PROBLEM: Reproduce each line below precisely. Drop the pictures.

****************************************

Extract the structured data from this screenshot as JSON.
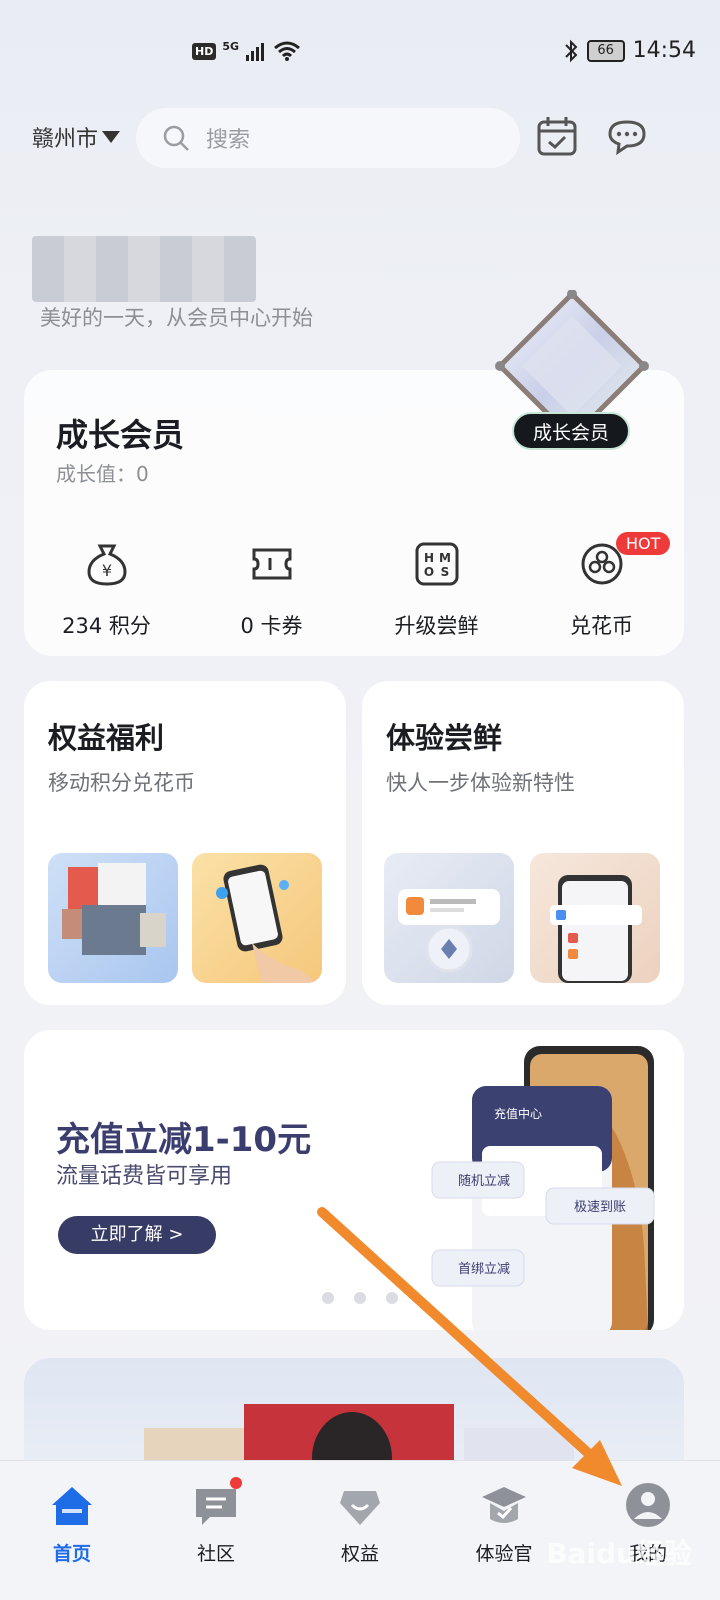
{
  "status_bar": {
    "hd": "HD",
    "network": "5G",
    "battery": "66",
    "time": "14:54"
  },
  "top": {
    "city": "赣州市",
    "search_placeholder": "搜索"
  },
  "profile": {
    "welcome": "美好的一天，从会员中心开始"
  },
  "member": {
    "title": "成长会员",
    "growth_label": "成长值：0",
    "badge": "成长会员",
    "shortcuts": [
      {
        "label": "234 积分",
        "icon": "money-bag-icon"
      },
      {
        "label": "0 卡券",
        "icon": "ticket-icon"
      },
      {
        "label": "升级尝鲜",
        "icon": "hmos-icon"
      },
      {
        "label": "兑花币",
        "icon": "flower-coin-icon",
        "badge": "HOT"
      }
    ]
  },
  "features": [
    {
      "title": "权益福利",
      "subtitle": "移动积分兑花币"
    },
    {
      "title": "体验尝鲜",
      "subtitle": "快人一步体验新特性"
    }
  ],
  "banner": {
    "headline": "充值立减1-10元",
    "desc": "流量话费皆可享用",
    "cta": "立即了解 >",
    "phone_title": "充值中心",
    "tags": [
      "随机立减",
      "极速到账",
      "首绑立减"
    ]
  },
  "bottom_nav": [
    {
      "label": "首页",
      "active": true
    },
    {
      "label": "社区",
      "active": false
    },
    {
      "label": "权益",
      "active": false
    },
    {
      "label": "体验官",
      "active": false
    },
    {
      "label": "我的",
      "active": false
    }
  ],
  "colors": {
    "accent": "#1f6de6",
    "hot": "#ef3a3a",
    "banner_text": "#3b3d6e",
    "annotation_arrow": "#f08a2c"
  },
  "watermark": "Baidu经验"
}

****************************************

SOLUTION BELOW:
Extract the structured data from this screenshot as JSON.
{
  "status_bar": {
    "hd": "HD",
    "network": "5G",
    "battery": "66",
    "time": "14:54"
  },
  "top": {
    "city": "赣州市",
    "search_placeholder": "搜索"
  },
  "profile": {
    "welcome": "美好的一天，从会员中心开始"
  },
  "member": {
    "title": "成长会员",
    "growth_label": "成长值：0",
    "badge": "成长会员",
    "shortcuts": [
      {
        "label": "234 积分",
        "icon": "money-bag-icon"
      },
      {
        "label": "0 卡券",
        "icon": "ticket-icon"
      },
      {
        "label": "升级尝鲜",
        "icon": "hmos-icon"
      },
      {
        "label": "兑花币",
        "icon": "flower-coin-icon",
        "badge": "HOT"
      }
    ]
  },
  "features": [
    {
      "title": "权益福利",
      "subtitle": "移动积分兑花币"
    },
    {
      "title": "体验尝鲜",
      "subtitle": "快人一步体验新特性"
    }
  ],
  "banner": {
    "headline": "充值立减1-10元",
    "desc": "流量话费皆可享用",
    "cta": "立即了解 >",
    "phone_title": "充值中心",
    "tags": [
      "随机立减",
      "极速到账",
      "首绑立减"
    ]
  },
  "bottom_nav": [
    {
      "label": "首页",
      "active": true
    },
    {
      "label": "社区",
      "active": false
    },
    {
      "label": "权益",
      "active": false
    },
    {
      "label": "体验官",
      "active": false
    },
    {
      "label": "我的",
      "active": false
    }
  ],
  "colors": {
    "accent": "#1f6de6",
    "hot": "#ef3a3a",
    "banner_text": "#3b3d6e",
    "annotation_arrow": "#f08a2c"
  },
  "watermark": "Baidu经验"
}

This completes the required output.